== Work instruction ==
Every record gets copied exactly, and no picture goes with it.

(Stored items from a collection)
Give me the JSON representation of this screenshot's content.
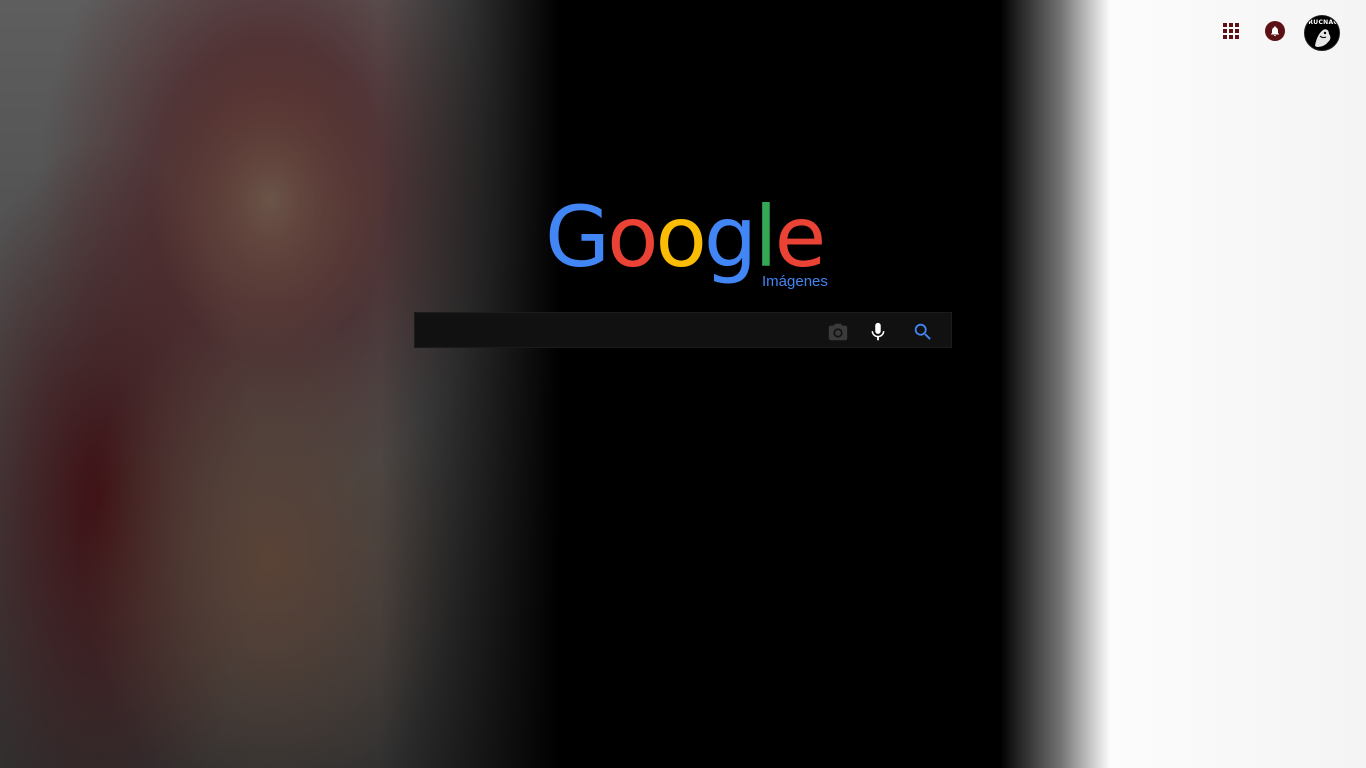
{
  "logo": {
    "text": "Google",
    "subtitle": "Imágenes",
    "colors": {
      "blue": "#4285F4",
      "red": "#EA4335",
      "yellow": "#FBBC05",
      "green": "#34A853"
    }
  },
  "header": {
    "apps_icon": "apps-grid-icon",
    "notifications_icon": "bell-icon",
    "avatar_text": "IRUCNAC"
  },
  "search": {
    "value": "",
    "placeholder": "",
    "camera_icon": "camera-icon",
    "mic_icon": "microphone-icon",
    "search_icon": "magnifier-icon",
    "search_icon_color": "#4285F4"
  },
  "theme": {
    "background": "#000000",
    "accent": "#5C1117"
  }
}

== Task solution ==
Give me the JSON representation of this screenshot's content.
{
  "logo": {
    "text": "Google",
    "subtitle": "Imágenes",
    "colors": {
      "blue": "#4285F4",
      "red": "#EA4335",
      "yellow": "#FBBC05",
      "green": "#34A853"
    }
  },
  "header": {
    "apps_icon": "apps-grid-icon",
    "notifications_icon": "bell-icon",
    "avatar_text": "IRUCNAC"
  },
  "search": {
    "value": "",
    "placeholder": "",
    "camera_icon": "camera-icon",
    "mic_icon": "microphone-icon",
    "search_icon": "magnifier-icon",
    "search_icon_color": "#4285F4"
  },
  "theme": {
    "background": "#000000",
    "accent": "#5C1117"
  }
}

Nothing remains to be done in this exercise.